    Slumped over an ancient sparsely-adorned massive oak desk rests RAPHAEL PENDRIUS (55), dead as a door-nail.

    DETECTIVE MIKAEL STRONG (43), ruggedly handsome, middle-aged, graying, ex-marathon runner and veteran cop, wearing a suit that might have been fashionable 12 years ago, ducks under the crime-scene tape. He quickly and expertly takes in the scene with just one glance.

    So, whadya got… Detective Gonzales… or do you prefer Roberto… Bobby?

    (ignores slight)
    Raphael Pendrius, owner of the firm. Secretary found him this morning collapsed at his desk… Detective Strong… or after two years as a Detective, can I finally call you Mikael?

    (ignores comeback)
    Could just be a case of over-work… or bad coffee. What else is new?

    The phone was off the hook. No caller-id though.

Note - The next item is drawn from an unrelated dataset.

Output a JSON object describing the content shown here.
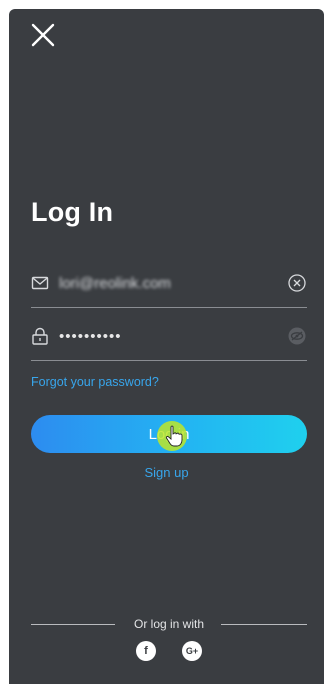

    Strong walks behind the desk. Centered on the large ink blotter, a rather worn MANILLA FILE FOLDER, with the name "BELLE" neatly printed on it.

    Strong picks it up, opens it, starts reading.

    Gee, looks like what in detective-school they call “a clue”. So, whadya think… Bobby?

    Gut feeling… Mike? Pendrius died of old age.

    Sure, right. Brilliant detective work, so far.

    Strong looks up from the file, nods his head towards the O.S. SOUNDS of a SOBBING WOMAN.

    Whaddabout the…
    (takes a guess)

    A certain Mary Zowkowicz. Been with the firm day-one.
    Never missed a day of work.

    No one likes work that much, unless there’s a reason to. Anyone else?

    Only two other secretaries worked this floor. Never dealt with
    Pendrius directly.

    Yeah, what… Roberto?

    They both were of one mind that the recently deceased Mr. P and the hysterical Ms. Z were bumping sheets, if you know what I mean… Mikael.

    Gonzalez gestures towards a sobbing MARY ZOWKOWICZ (42), a trashy, but nonetheless efficient-looking woman.

    From the way she's carrying on, they probably were.

    Then it’s case closed, eh? Nah, let’s put her on the griddle and see what was cookin’ between the two of them... Roberto.

    The name is Bobby.

    Yeah, I know… Roberto.